So Brittanicus began to convulse. But rather than allow anyone to panic, Nero told everyone of how his younger brother suffered from convulsions, probably would be epilepsy nowadays, and that he did not need to call for assistance. It’s assumed that Agrippina realized what her son was doing but showed no reaction, out of fear of suspicion or becoming the next target. Nobody went against Nero, because of that famous temper, you remember? And the dinner continued as Brittanicus convulsed on the floor.
Nero soon called for servants to remove him from the room, and Brittanicus died a few hours later. He was actually buried that same night with no fanfare, but that didn’t stop the rumors that spread.
So Nero was extremely happy, obviously. Locusta was given even more land and a position in his empire as the Imperial Poisoner. He sent her students, and she trained them to become effective poisoners for the next generation.
So this is how it went for about 13 more years. In 68 CE, the Roman Senate condemned him to death. Now, usually, he travelled with a poison suicide kit that Locusta made for him, in case this event ever actually occured, but for some reason he either lost it or forgot to bring it with him and resorted to killing himself with a knife.
And after his death, Locusta completely lost her safety net and was sentenced to death. And okay, this is where the story has kind of been lost due to exaggerations and speculations from manuscripts during this time period. It’s pretty consistently reported that she was led through the streets of Rome in chains-very much a-la Cersei and the walk of shame, shame, shame- before being executed. But, there are stories that say she was killed in an arena, after having been raped by wild animals. And it’s, for some reason, specified that a giraffe was involved.
And I know that Ancient Rome was pretty well known for having brutal interactions with animals, but most people believe that these are just stories that were embellished later.
And that, is the story of Locusta of Gaul, the Imperial Poisoner and first ever thought to be recorded serial killer.
I hope you all enjoyed this episode. If you did, you can stay up to date with A Murderess Affair on Podbean and Apple Podcasts. Apple Podcasts does this really fun thing where you can leave reviews on podcasts that you enjoy, so if you wanted to do that it would really help out. Cookies for anyone who leaves a review, but not the kind that steal all your info.

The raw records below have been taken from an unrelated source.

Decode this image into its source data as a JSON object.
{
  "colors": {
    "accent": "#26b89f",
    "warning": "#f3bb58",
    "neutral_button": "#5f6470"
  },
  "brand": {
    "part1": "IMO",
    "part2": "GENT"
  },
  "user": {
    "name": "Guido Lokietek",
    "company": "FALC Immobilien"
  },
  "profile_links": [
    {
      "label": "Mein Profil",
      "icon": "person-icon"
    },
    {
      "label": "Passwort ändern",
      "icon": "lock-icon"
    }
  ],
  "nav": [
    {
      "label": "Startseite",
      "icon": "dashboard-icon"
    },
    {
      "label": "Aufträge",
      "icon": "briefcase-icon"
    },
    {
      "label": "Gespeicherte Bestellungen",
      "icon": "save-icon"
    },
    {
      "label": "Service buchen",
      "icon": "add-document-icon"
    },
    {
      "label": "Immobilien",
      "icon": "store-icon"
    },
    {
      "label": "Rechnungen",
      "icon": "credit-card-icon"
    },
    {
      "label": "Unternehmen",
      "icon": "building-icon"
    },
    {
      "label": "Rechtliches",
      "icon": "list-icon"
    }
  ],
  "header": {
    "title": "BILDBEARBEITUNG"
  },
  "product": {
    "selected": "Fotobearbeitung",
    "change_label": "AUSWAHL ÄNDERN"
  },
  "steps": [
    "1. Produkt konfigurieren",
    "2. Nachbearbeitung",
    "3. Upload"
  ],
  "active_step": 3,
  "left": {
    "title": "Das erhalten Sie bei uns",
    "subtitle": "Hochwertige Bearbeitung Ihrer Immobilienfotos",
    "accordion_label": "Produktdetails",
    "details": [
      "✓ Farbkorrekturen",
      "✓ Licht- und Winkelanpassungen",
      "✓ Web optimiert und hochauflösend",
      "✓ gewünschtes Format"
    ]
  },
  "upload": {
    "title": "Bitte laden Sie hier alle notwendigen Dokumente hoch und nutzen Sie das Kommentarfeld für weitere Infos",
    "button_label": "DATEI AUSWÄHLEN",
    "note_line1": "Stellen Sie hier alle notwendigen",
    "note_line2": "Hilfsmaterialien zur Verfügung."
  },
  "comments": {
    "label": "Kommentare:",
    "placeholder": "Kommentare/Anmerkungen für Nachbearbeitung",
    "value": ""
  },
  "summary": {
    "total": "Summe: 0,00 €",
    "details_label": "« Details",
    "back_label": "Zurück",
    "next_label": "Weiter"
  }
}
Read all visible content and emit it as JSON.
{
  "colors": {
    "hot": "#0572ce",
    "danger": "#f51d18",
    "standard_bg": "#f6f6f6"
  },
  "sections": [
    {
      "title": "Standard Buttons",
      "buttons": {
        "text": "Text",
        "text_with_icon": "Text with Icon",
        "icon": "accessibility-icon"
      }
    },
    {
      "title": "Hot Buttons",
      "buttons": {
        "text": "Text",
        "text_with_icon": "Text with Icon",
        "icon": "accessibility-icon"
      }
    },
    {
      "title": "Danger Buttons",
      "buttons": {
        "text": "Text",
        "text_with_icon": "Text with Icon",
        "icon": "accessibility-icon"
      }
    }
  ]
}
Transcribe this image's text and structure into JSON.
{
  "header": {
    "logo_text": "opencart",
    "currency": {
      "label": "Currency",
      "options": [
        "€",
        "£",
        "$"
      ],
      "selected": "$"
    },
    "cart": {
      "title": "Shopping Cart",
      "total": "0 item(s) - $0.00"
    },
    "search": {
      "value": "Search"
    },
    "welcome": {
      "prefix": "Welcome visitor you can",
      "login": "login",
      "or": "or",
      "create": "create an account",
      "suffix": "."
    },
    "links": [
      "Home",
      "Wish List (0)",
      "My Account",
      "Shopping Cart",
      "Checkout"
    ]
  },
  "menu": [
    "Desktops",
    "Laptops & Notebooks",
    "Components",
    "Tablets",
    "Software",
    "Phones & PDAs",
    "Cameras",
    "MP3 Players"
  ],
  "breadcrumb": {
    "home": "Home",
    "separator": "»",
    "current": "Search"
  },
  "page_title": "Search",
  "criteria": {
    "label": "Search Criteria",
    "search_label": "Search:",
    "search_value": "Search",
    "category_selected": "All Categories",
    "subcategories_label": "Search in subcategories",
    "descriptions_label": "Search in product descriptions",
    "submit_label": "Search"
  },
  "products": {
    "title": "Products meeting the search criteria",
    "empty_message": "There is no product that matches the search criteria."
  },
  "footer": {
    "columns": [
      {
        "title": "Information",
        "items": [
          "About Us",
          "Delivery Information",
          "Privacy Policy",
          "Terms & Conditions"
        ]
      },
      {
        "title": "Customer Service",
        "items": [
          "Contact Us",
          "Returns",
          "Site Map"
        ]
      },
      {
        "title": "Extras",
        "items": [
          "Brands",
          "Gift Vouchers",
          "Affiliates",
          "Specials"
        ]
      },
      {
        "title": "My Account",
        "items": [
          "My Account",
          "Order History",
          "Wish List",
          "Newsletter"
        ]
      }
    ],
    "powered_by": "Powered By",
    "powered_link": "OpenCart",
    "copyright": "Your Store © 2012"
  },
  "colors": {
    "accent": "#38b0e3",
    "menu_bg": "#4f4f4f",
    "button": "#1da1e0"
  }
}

If you’ve got any suggestions for murderesses in the future, or just some info about Locusta that you want to share, let me know on Twitter @frumiousreads. But for now, that’s all for today, talk to you more next week. Gooooodbye!
Leon, Vicki. Outrageous Women of Ancient Times .
New York : John Wiley & Sons, Inc., 1998.